The 150th Anniversary of the Civil War is being noted from now until April 2015. It might be likened to our nation's “Iliad,” having done more to shape who we are as a nation today than any other event.
It seems fitting to pay homage to some of the lesser known Mainers who put their lives on the line in that tragic conflict.
To most, Maine's “Role of Honor” in the Civil War begins and ends with Joshua Chamberlain. Chamberlain deserves the accolades bestowed on him, but there were many other less known Mainers who left part of themselves on the battlefields. Let's recognize three fine men.
Sgt. Andrew Tozier of Litchfield mustered into the 2nd Maine Infantry in Bangor in the spring of 1861 for what he thought was a two-year enlistment.
The 2nd Infantry served with great distinction in every battle in the eastern theater of war through Chancellorsville. At that time, half the men were mustered out at the completion of their two-year obligation. However, Tozier and the rest had unintentionally signed three year enlistments.
All but one were reluctanty placed into Chamberlain’s 20th Maine just before Gettysburg. Chamberlain boldly made Tozier the regimental Color Sergeant, a dangerous but coveted assignment.
The 20th found itself on Little Round Top struggling against an attack by Confederate forces. Nearly out of ammunition, the Mainers fought on. Standing at the crucial pivot point was Sgt Tozier, holding the colors high, using scrounged ammunition to fire away at the attacking Rebels.
Amazingly, he emerged unscathed. For his heroic stand, Tozier was awarded the Medal of Honor.
Tozier continued to serve in the 20th through the following spring and was mustered out in June 1864. He retired to his home in Litchfield to raise a family and lead a quiet life as a dairy farmer. A modest man, he seldom mentioned his heroic service and died peacefully in 1910.
Major Abner Small of Waterville originally enlisted in the 3rd Maine Infantry, mustering in during June 1861. He rose rapidly to become an officer.
In May 1862, Small was sent home to recruit men for the new 16th Maine Infantry. The 16th found itself at Gettysburg on July 1, 1863, ordered to assist in repulsing a furious Confederate assault.

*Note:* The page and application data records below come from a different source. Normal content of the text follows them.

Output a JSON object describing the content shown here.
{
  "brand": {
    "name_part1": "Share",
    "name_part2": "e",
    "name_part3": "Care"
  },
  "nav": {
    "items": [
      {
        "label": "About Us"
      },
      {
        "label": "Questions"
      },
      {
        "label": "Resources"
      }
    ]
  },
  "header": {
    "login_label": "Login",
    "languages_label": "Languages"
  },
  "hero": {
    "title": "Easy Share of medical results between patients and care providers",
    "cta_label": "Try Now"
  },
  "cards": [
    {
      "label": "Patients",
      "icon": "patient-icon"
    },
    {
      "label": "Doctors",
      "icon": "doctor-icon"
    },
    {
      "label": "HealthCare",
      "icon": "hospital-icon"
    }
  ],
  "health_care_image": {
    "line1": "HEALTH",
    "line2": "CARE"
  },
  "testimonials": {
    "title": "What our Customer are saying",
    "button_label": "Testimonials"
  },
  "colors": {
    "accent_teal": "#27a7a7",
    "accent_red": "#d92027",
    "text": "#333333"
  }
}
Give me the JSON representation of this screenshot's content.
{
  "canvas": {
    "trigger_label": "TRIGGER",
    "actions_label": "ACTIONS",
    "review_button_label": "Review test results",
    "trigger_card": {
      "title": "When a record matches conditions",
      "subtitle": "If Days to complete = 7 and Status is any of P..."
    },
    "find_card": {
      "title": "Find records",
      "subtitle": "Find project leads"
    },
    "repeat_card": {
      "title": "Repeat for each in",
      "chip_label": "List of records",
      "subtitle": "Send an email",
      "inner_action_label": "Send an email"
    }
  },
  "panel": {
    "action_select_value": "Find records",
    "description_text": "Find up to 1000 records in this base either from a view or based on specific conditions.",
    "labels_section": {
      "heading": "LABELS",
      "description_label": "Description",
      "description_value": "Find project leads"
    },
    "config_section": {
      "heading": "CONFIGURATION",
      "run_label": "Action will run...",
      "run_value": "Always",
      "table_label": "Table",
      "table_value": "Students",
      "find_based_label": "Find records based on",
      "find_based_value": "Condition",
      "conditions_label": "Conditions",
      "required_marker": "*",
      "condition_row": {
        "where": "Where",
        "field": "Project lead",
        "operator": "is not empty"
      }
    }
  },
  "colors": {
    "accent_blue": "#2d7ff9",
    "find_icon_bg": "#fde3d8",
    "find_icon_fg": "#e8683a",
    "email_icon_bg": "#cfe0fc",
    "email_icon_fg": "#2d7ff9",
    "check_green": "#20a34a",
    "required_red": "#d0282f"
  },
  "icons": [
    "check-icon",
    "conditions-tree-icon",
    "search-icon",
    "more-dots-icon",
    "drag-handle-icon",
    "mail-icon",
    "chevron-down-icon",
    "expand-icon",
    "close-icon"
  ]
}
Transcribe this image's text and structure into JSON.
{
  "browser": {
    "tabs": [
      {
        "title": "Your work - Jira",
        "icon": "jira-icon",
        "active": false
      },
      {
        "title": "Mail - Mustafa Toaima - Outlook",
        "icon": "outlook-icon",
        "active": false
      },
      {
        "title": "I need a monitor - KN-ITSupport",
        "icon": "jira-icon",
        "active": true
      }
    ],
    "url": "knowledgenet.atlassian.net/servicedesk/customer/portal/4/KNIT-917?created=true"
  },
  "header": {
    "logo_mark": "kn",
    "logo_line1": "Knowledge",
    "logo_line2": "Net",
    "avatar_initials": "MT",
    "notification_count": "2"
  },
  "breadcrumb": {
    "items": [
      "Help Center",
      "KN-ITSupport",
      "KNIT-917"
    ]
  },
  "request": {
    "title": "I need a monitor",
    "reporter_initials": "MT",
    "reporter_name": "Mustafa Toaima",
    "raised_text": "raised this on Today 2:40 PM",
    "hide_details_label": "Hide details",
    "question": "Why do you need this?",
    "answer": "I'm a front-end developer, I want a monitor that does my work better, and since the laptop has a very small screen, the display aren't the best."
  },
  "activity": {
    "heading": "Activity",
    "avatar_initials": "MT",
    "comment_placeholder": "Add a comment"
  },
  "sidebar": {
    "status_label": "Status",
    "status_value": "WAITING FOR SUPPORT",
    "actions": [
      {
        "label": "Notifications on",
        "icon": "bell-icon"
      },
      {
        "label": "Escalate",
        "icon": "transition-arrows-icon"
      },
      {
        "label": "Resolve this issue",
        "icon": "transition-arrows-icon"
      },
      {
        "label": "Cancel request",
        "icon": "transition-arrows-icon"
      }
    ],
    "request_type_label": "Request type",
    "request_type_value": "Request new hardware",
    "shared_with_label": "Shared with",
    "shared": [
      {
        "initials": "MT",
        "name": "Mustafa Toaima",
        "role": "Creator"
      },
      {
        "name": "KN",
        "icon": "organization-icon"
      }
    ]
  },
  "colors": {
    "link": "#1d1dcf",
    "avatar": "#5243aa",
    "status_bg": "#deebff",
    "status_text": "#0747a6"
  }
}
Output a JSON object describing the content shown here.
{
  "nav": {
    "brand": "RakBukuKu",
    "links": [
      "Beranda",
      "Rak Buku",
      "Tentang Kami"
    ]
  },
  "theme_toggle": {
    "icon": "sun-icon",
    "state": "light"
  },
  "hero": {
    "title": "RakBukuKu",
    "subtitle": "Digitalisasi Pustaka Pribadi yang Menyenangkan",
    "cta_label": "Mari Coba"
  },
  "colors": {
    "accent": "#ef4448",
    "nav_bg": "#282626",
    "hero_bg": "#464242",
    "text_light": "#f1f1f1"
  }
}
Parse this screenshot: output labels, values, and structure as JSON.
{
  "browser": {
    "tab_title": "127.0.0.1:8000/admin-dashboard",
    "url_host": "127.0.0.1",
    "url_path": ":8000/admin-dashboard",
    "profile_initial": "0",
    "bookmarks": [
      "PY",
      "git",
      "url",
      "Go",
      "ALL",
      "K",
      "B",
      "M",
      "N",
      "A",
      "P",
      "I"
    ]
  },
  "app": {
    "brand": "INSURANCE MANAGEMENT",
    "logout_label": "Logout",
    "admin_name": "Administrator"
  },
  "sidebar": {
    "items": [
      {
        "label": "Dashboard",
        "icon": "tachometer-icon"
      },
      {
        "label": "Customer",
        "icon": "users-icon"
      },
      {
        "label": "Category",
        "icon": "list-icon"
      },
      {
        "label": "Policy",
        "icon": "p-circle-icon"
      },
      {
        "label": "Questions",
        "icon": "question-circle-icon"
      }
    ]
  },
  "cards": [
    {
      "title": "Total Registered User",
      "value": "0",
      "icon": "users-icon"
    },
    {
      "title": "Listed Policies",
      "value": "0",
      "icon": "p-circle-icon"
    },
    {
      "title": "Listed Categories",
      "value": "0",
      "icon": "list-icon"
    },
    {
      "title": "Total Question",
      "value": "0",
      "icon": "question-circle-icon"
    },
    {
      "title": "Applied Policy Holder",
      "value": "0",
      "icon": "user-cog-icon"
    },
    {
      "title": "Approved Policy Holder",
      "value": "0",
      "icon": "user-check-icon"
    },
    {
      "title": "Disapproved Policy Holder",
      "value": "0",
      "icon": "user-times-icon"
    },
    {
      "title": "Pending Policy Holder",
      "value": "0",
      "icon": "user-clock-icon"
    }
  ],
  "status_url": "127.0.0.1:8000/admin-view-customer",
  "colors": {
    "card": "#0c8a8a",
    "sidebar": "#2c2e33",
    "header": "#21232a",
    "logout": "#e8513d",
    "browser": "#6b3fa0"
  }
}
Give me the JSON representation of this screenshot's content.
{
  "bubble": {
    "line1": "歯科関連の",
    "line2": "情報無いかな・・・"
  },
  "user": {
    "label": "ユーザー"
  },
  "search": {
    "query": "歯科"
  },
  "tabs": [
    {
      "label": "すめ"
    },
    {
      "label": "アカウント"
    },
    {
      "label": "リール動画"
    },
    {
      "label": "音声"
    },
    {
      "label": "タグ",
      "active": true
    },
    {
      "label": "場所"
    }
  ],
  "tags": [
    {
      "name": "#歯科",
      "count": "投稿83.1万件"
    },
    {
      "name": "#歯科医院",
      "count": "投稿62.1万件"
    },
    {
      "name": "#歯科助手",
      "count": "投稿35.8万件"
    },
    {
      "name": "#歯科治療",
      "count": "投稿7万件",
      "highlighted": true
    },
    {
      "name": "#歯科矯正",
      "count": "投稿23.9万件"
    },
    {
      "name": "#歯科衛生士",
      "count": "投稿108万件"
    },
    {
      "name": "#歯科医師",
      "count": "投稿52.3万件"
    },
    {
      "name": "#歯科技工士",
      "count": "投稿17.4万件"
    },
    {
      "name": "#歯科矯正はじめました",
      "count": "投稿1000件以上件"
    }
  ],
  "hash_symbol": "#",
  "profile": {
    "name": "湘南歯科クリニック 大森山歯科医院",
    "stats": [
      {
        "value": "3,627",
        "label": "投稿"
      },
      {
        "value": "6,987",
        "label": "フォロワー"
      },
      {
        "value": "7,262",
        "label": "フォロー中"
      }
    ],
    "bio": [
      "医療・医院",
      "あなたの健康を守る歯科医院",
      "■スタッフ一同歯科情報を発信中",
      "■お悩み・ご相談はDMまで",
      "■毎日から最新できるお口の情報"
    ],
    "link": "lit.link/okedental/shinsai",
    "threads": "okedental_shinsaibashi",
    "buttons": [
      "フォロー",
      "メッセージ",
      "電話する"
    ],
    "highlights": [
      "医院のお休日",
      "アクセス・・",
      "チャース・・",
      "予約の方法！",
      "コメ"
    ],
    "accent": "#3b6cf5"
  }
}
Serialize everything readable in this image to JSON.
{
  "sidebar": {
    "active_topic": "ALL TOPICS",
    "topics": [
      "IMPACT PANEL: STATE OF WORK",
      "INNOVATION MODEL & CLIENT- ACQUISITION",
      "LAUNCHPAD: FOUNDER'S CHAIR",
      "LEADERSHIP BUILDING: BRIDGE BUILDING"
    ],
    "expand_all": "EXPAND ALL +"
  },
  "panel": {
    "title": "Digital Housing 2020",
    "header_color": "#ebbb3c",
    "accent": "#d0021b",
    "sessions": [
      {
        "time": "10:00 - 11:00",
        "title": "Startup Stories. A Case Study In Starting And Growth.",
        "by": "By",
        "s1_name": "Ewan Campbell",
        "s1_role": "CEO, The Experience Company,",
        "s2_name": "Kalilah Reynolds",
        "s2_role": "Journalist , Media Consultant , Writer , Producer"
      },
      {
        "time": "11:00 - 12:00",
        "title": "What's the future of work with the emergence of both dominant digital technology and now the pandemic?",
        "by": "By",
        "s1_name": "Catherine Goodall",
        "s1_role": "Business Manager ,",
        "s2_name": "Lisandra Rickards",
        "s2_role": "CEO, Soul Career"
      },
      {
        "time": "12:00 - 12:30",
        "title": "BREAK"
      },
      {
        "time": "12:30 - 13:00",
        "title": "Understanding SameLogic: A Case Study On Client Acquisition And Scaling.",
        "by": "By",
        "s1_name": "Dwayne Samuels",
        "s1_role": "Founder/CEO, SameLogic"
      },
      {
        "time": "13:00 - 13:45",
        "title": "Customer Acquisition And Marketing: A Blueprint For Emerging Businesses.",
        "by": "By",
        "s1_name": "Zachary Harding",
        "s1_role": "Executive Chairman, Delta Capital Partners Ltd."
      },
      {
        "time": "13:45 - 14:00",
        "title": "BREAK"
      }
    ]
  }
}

Placed in an untenable situation, the regiment was mauled. Small, with a few others, managed to tear the regimental and national colors into pieces to prevent their capture by the Rebels. Small was one of only 38 other men to report for duty on July 2, but the colors had been saved. Small continued to serve in the 16th, rising to regimental adjutant, but was captured in August 1864 at Petersburg, Va. He spent several brutal months in Confederate prisons until he was exchanged in early 1865. He weighed 90 pounds on his release.
Small became a successful merchant after the war. He wrote the semi-official history of the 16th. He quietly worked on a personal memoir of his service, intending it only for family members.
Long after Small's death, his son published the memoirs as “Road to Richmond,” in my opinion the finest personal memoir of an American's military service ever written.
Finally there's Lewiston's own Sgt. Edward Tobie, who enlisted in the 1st Maine Cavalry in the fall of 1861.
Most of the recruits had little familiarity with riding horses, but by war's end, the unit participated in every major battle in the eastern theater. Tobie rose to the rank of sergeant-major. In the spring of 1865, Tobie was wounded but continued on. He was awarded the Medal of Honor: “Though severely wounded at Sailors Creek, 6 April, and at Farmville, 7 April, refused to go to the hospital, but remained with his regiment, performed the full duties of adjutant upon the wounding of that officer, and was present for duty at Appomattox.”
After the war, Tobie went on to write “The History of the 1st Maine Cavalry,” considered a classic in regimental histories. Tobie died on Jan. 21, 1900, and is buried in Providence, R.I.
There are many more Mainers who served their country with honor during the Civil War. I encourage people to learn more about their forbears in this 150th anniversary time period.
Andrew Hall is lifelong resident of Lewiston and Auburn, and a long time Civil War enthusiast.